NEWS

Zuma Says Booing A Sign Of Democracy

The president says he wishes he was a journalist so he could educate people on how democracy works.

04/05/2017 10:05 SAST | Updated 04/05/2017 10:05 SAST
Rogan Ward / Reuters
South African President Jacob Zuma speaks to journalists after a tour of the World Economic Forum on Africa 2017 meeting in Durban, South Africa, May 3, 2017.

President Jacob Zuma wishes he was a journalist or columnist so that he could "educate" people on how democracy works. This is after he was questioned about being booed at a Cosatu event on Monday by a journalist, while at the World Economic Forum (WEF) this week.

Zuma is leading a delegation of 17 ministers and deputy ministers at the forum.

According to The Times on Thursday, Zuma said that the booing reflected that South Africa was a democracy with a president that people could talk to. He said people needed to be educated on how democracy worked.

"The problem is that people have not understood how democracy works," Zuma said, according to the paper.

"You will agree with me that in the countries of dictators there is no protest, there is no booing. Protest, debates, booing is part of the culture of democracy. Unfortunately, people misunderstand that and misread it ...

"That's the culture of democracy. If I was one of you, I would write a column to educate people about democracy and say how South Africa is democratic.

"In a country where there is no democracy there will be an angry president charging the police to arrest people, but democracy says let the people express themselves.

That's why, in a democracy, governments are in place democratically and can be removed democratically with the vote.

"I don't know what is it that makes people excited. Perhaps it's newsworthy stuff, fine, but that is the culture of democracy. I'm very happy that South Africa is very matured and you have a president that they can talk to, whatever is on their minds.

"They are not going to be arrested and they are not going to be harassed. That is democracy. I wish I was a journalist and a columnist. I would educate people," Zuma reportedly said.

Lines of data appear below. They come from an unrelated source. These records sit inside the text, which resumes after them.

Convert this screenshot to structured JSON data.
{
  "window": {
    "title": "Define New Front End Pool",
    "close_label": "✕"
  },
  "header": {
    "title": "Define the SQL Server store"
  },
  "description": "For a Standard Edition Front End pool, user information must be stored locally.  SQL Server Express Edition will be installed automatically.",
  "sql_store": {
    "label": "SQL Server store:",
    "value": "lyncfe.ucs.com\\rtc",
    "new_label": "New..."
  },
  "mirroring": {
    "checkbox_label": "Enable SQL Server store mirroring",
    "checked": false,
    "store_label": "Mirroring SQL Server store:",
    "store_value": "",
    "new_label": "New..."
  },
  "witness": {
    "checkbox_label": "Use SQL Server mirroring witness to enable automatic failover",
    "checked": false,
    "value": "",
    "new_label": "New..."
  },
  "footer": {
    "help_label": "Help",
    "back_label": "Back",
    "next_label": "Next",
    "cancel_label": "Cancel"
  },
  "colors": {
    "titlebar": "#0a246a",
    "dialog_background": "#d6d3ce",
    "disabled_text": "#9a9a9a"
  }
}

Meanwhile, ANC leader Lindiwe Sisulu has said that the booing of Zuma was not normal. Speaking to reporters on Wednesday, she reportedly said, "Whatever it is, it just wasn't good".

Sisulu is thought to be one of the candidates vying for the ANC presidency at the party's electoral conference in December.

"I think I would like to see an ANC that is able to express itself without taking away the dignity of anybody. I believe it could have been better done‚" she reportedly said, according to Business Day on Wednesday.